There are two tense set pieces in the film that work wonderfully. Both take their time, letting the suspense build as each minute ticks past. In one, Silvia confronts a Matoban diplomat, trying to get information about her brother. The secret service agents assigned to protect her are trying to keep tabs on her as she moves about New York. Meanwhile, two undercover agents investigating suspects in the plot wind up crossing paths, escalating the danger and the tension of the situation. There is another nail-biting scene at the movie’s climax that is reminiscent of some of the great spy thrillers from the seventies like The Parallax View and Day of the Jackal.
A friend pointed out that the first set piece was good not just good because it worked, but because it also moved along the plot. Silvia was trying to get information without sharing it with the agents assigned to watch her. In fact, she does learn some valuable information that changes her outlook, and ours, on what has gone before.
Kidman and Penn both give good performances. Neither role seems particularly challenging, unless dialects are hard for Kidman, who speaks accented English and phrases of African languages on screen. Penn seems to inhabit his role more deeply, although a heartbroken cop is not exactly the role of a lifetime.
Catherine Keener is the movie’s key supporting actor, and she’s a hoot. She has just the right attitude for her supporting part: smart-alecky, sharp, and competent. Pollack casts himself as Keller’s boss, and it’s distracting. Surely someone else could have played the part just as good, if not better, than the director.
The Sum of All Facts
The worst flaws are in the screenplay and/or direction. The introductory scenes are overwritten, overplayed, and overscored. I’d rather come to know the characters than have them forcibly introduced on me.
As an example, when we first see Penn he’s in a bar. His face says it all: severe depression followed by alcohol. That he fiddles with his wedding ring is enough to clue us in. But that’s only five seconds, and Pollack carries the scene out for another forty, spelling it out for us again and again.
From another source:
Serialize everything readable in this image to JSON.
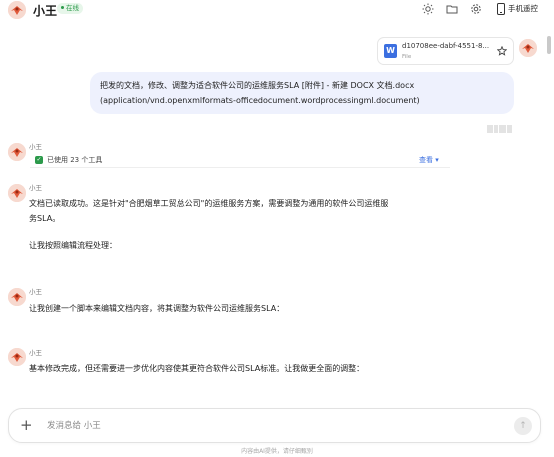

The worst is when he calls home to listen to the cloyingly cheerful female voice on his answering machine — a voice I’ve heard on lots of answering machines in movies, but never on a real phone.
Another convention the movie follows is to introduce a theme and repeat it throughout. Ironically, the movie’s final message is one that it doesn’t live up to. A human whisper, it says, can be heard over an army, so long as it speaks truth.
In the case of The Interpreter, truth is nothing more than the sum of all the facts, lined up like soldiers by the film’s rigid formula. If there were any whispers of human truth, they could not be heard over the din.